>>

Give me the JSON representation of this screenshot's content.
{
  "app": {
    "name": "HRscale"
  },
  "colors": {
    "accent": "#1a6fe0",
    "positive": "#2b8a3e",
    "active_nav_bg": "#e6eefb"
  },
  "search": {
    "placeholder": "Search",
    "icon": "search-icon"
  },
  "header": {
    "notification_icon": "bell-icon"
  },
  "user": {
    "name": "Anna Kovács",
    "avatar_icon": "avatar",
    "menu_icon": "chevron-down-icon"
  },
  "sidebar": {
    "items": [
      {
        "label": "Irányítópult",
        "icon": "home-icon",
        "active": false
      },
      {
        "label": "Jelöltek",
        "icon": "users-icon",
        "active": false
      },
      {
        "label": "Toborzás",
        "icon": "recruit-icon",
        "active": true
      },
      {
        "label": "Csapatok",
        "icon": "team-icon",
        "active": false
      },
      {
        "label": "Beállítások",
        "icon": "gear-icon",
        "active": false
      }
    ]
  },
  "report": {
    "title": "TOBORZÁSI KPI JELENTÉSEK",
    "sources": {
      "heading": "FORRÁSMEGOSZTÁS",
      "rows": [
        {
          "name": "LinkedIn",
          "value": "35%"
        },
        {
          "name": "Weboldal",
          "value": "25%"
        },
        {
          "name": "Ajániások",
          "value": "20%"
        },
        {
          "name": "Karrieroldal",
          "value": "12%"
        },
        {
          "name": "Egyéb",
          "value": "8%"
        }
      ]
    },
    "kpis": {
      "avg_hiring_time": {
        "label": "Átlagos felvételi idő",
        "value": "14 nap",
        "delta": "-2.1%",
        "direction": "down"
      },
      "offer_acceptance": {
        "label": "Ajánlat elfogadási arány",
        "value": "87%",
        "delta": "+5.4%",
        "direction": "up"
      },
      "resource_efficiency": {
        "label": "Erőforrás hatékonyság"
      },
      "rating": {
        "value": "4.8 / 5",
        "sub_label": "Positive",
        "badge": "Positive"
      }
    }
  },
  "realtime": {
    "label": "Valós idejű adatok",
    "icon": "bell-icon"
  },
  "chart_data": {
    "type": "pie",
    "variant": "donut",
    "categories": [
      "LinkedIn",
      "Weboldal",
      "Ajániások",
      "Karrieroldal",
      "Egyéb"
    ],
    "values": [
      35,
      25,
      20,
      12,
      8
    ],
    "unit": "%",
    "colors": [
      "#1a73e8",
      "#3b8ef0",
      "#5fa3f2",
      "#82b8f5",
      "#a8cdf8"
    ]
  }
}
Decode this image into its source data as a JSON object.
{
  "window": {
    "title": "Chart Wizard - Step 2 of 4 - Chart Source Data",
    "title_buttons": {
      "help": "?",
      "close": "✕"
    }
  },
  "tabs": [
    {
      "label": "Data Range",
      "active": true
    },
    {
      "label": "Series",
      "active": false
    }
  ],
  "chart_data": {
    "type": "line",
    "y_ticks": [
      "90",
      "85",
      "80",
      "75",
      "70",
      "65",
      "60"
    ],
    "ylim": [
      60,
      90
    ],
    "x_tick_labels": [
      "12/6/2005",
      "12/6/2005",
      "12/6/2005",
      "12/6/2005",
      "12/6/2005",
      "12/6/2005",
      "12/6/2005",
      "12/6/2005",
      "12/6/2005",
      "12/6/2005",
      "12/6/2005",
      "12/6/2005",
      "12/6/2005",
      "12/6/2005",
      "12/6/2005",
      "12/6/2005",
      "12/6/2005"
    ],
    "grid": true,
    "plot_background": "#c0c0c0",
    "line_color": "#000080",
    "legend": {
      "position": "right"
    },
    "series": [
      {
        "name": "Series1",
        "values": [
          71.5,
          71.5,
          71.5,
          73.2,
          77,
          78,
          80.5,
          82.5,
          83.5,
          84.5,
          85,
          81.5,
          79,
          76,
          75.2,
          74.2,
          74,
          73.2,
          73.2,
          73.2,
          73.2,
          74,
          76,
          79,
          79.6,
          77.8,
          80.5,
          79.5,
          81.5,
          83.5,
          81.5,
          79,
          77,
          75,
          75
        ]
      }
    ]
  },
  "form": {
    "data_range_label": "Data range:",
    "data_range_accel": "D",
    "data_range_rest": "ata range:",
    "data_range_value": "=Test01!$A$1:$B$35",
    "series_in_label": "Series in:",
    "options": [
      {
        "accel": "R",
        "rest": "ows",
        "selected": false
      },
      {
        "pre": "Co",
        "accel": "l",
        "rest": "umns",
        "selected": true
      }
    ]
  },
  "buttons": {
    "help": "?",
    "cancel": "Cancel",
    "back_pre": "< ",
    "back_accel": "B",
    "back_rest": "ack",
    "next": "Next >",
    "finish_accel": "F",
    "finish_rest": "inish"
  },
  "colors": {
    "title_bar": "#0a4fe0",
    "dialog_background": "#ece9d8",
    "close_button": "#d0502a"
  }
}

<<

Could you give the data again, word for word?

# Answer to the problem:
Give me the JSON representation of this screenshot's content.
{
  "app": {
    "name": "HRscale"
  },
  "colors": {
    "accent": "#1a6fe0",
    "positive": "#2b8a3e",
    "active_nav_bg": "#e6eefb"
  },
  "search": {
    "placeholder": "Search",
    "icon": "search-icon"
  },
  "header": {
    "notification_icon": "bell-icon"
  },
  "user": {
    "name": "Anna Kovács",
    "avatar_icon": "avatar",
    "menu_icon": "chevron-down-icon"
  },
  "sidebar": {
    "items": [
      {
        "label": "Irányítópult",
        "icon": "home-icon",
        "active": false
      },
      {
        "label": "Jelöltek",
        "icon": "users-icon",
        "active": false
      },
      {
        "label": "Toborzás",
        "icon": "recruit-icon",
        "active": true
      },
      {
        "label": "Csapatok",
        "icon": "team-icon",
        "active": false
      },
      {
        "label": "Beállítások",
        "icon": "gear-icon",
        "active": false
      }
    ]
  },
  "report": {
    "title": "TOBORZÁSI KPI JELENTÉSEK",
    "sources": {
      "heading": "FORRÁSMEGOSZTÁS",
      "rows": [
        {
          "name": "LinkedIn",
          "value": "35%"
        },
        {
          "name": "Weboldal",
          "value": "25%"
        },
        {
          "name": "Ajániások",
          "value": "20%"
        },
        {
          "name": "Karrieroldal",
          "value": "12%"
        },
        {
          "name": "Egyéb",
          "value": "8%"
        }
      ]
    },
    "kpis": {
      "avg_hiring_time": {
        "label": "Átlagos felvételi idő",
        "value": "14 nap",
        "delta": "-2.1%",
        "direction": "down"
      },
      "offer_acceptance": {
        "label": "Ajánlat elfogadási arány",
        "value": "87%",
        "delta": "+5.4%",
        "direction": "up"
      },
      "resource_efficiency": {
        "label": "Erőforrás hatékonyság"
      },
      "rating": {
        "value": "4.8 / 5",
        "sub_label": "Positive",
        "badge": "Positive"
      }
    }
  },
  "realtime": {
    "label": "Valós idejű adatok",
    "icon": "bell-icon"
  },
  "chart_data": {
    "type": "pie",
    "variant": "donut",
    "categories": [
      "LinkedIn",
      "Weboldal",
      "Ajániások",
      "Karrieroldal",
      "Egyéb"
    ],
    "values": [
      35,
      25,
      20,
      12,
      8
    ],
    "unit": "%",
    "colors": [
      "#1a73e8",
      "#3b8ef0",
      "#5fa3f2",
      "#82b8f5",
      "#a8cdf8"
    ]
  }
}
Decode this image into its source data as a JSON object.
{
  "window": {
    "title": "Chart Wizard - Step 2 of 4 - Chart Source Data",
    "title_buttons": {
      "help": "?",
      "close": "✕"
    }
  },
  "tabs": [
    {
      "label": "Data Range",
      "active": true
    },
    {
      "label": "Series",
      "active": false
    }
  ],
  "chart_data": {
    "type": "line",
    "y_ticks": [
      "90",
      "85",
      "80",
      "75",
      "70",
      "65",
      "60"
    ],
    "ylim": [
      60,
      90
    ],
    "x_tick_labels": [
      "12/6/2005",
      "12/6/2005",
      "12/6/2005",
      "12/6/2005",
      "12/6/2005",
      "12/6/2005",
      "12/6/2005",
      "12/6/2005",
      "12/6/2005",
      "12/6/2005",
      "12/6/2005",
      "12/6/2005",
      "12/6/2005",
      "12/6/2005",
      "12/6/2005",
      "12/6/2005",
      "12/6/2005"
    ],
    "grid": true,
    "plot_background": "#c0c0c0",
    "line_color": "#000080",
    "legend": {
      "position": "right"
    },
    "series": [
      {
        "name": "Series1",
        "values": [
          71.5,
          71.5,
          71.5,
          73.2,
          77,
          78,
          80.5,
          82.5,
          83.5,
          84.5,
          85,
          81.5,
          79,
          76,
          75.2,
          74.2,
          74,
          73.2,
          73.2,
          73.2,
          73.2,
          74,
          76,
          79,
          79.6,
          77.8,
          80.5,
          79.5,
          81.5,
          83.5,
          81.5,
          79,
          77,
          75,
          75
        ]
      }
    ]
  },
  "form": {
    "data_range_label": "Data range:",
    "data_range_accel": "D",
    "data_range_rest": "ata range:",
    "data_range_value": "=Test01!$A$1:$B$35",
    "series_in_label": "Series in:",
    "options": [
      {
        "accel": "R",
        "rest": "ows",
        "selected": false
      },
      {
        "pre": "Co",
        "accel": "l",
        "rest": "umns",
        "selected": true
      }
    ]
  },
  "buttons": {
    "help": "?",
    "cancel": "Cancel",
    "back_pre": "< ",
    "back_accel": "B",
    "back_rest": "ack",
    "next": "Next >",
    "finish_accel": "F",
    "finish_rest": "inish"
  },
  "colors": {
    "title_bar": "#0a4fe0",
    "dialog_background": "#ece9d8",
    "close_button": "#d0502a"
  }
}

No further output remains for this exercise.